Skip to main content
Home World U.S. Weather Business Sports Analysis Politics Law Tech Science Health Entertainment Offbeat Travel Education Specials Autos I-Reports
WORLD header
Iraq Transition

U.S., Iran to meet in Baghdad on May 28

Story Highlights

• Iraqi foreign minister says meeting this month will focus on Iraq issues
• White House spokesman: Talks will not result in a normalization of relations
• Tehran denies U.S. accusations that it is fomenting violence in Iraq
Adjust font size:
Decrease fontDecrease font
Enlarge fontEnlarge font

(CNN) -- U.S. and Iranian officials will meet in Baghdad later this month to discuss issues involving Iraq, Iraqi Foreign Minister Hoshyar Zebari said Thursday.

Iranian Foreign Minister Manouchehr Mottaki told reporters that the date would be May 28. Both officials were speaking from Islamabad, Pakistan, where an Islamic conference of foreign ministers was being held.

According to Zebari, the discussions will be a part of three-party talks, involving the United States, Iran and Iraq.

Earlier this week, White House spokesman Tony Snow told reporters the talks would not result in a normalization of relations between the two countries, which have been cut since the 1979 hostage crisis.

"It is not unusual to have conversations of this sort," Snow said, adding that the possibility of granting Iran full diplomatic status would not be contemplated and has never been offered.

President Bush has branded Iran part of an "axis of evil." The White House accuses Iran -- Iraq's neighbor -- of meddling in Iraq's affairs and of providing weapons used by insurgents against U.S. and Iraqi forces.

White House spokesman Gordon Johndroe said the United States will push Iran to play "a productive role in Iraq" and to stop sending bomb components and other such materials into the country.

Tehran denies the U.S. accusations and says it is not fomenting violence in the country.

"Following consultations between Iranian and Iraqi officials, Tehran has agreed to hold negotiations with Washington to relieve pains and suffering of the Iraqi people, support and strengthen the government of Prime Minister Nuri al-Maliki and stabilize security and peace in that country," Foreign Ministry spokesman Mohammad-Ali Hosseini said, according to Iranian state-run media.

Iranian and U.S. diplomats had "brief encounters" earlier this month in Egypt at a two-day conference on Iraq, said Ryan Crocker, the U.S. ambassador to Iraq.

Iraqi Foreign Minister Hoshyar Zebari says the three-party talks will involve issues related to Iraq.


• Interactive: Who's who in Iraq
• Interactive: Sectarian divide


Quick Job Search
  More Options
International Edition
CNN TV CNN International Headline News Transcripts Advertise with Us About Us Contact Us
© 2007 Cable News Network.
A Time Warner Company.
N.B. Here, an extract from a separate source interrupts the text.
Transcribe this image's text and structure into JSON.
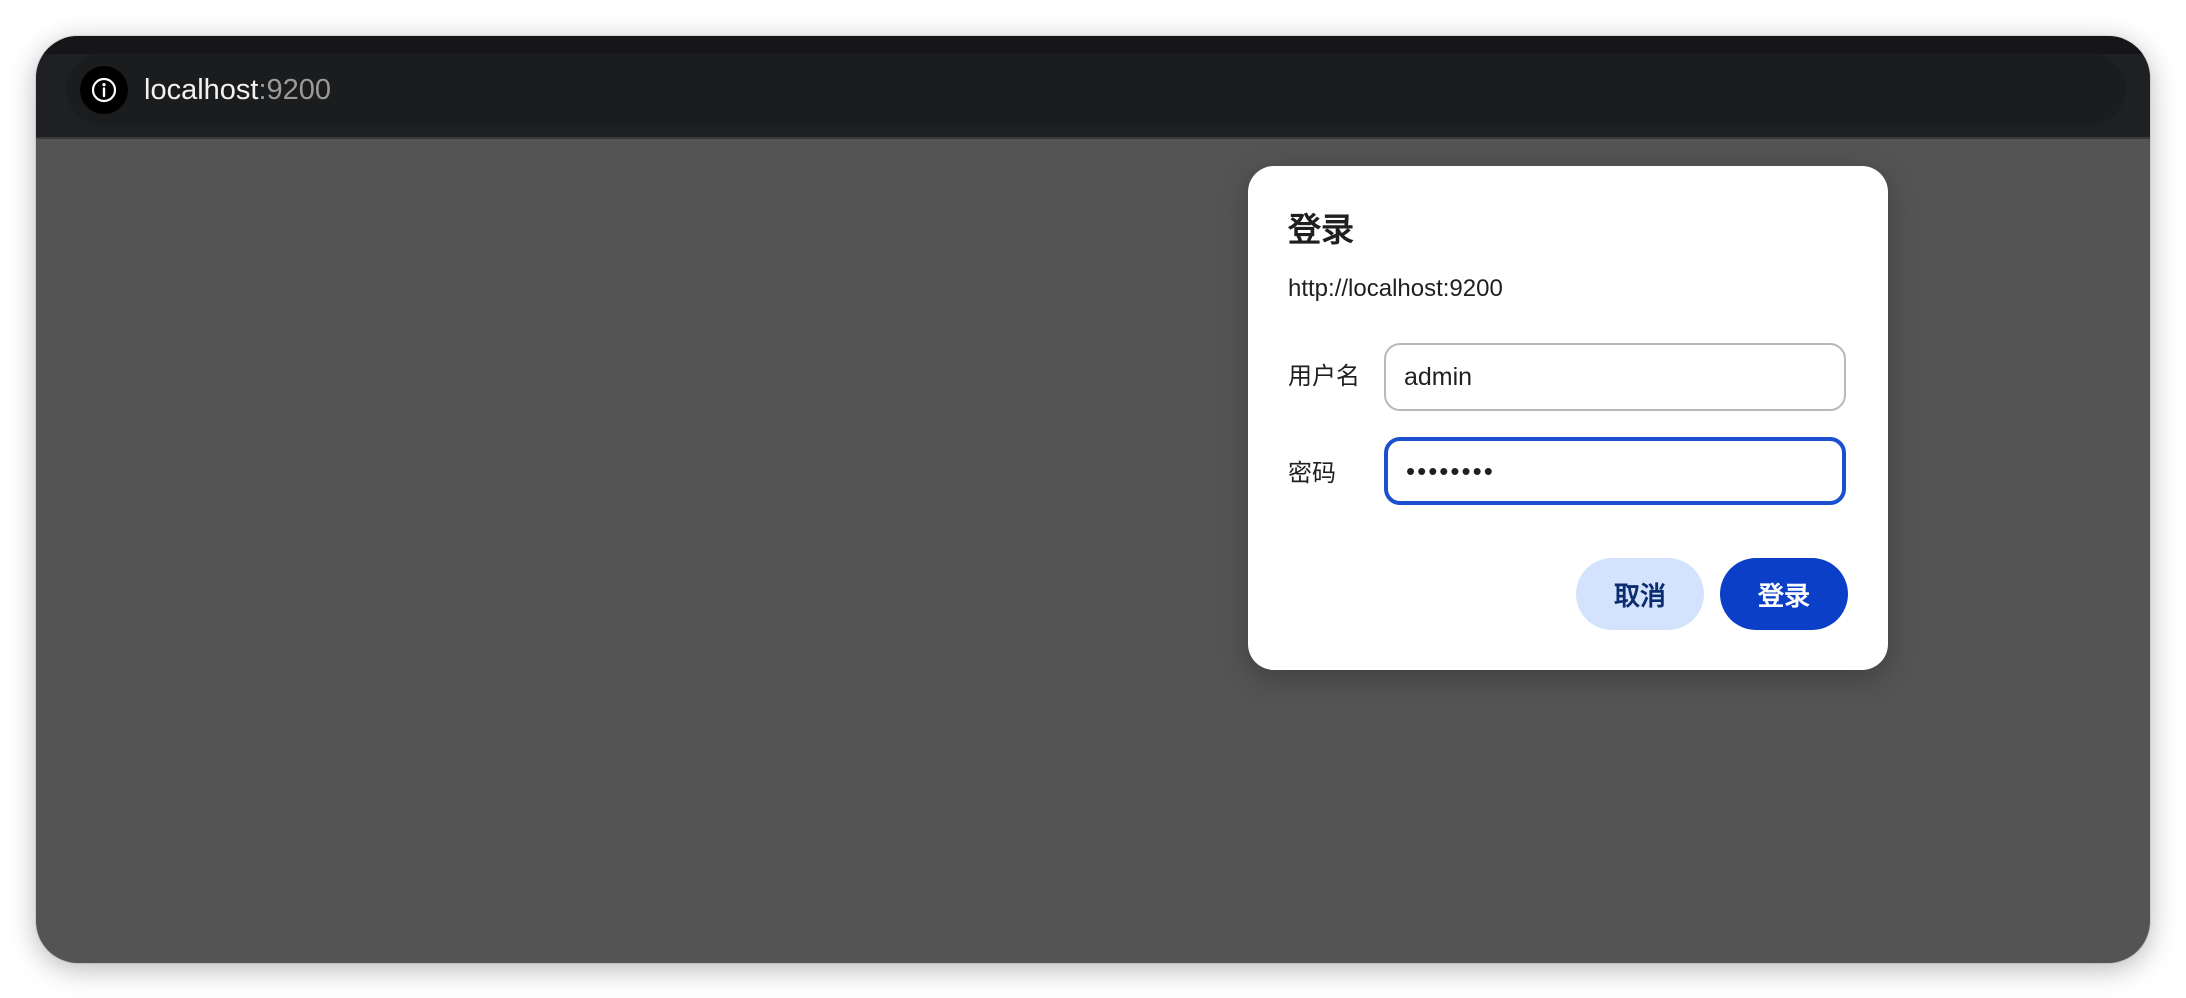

All Rights Reserved.
Terms under which this service is provided to you.
Read our privacy guidelines. Contact us. Site Map.
SERVICES » E-mails RSSRSS Feed PodcastsRadio News Icon CNNtoGo CNN Pipeline
Offsite Icon External sites open in new window; not endorsed by
Pipeline Icon Pay service with live and archived video. Learn more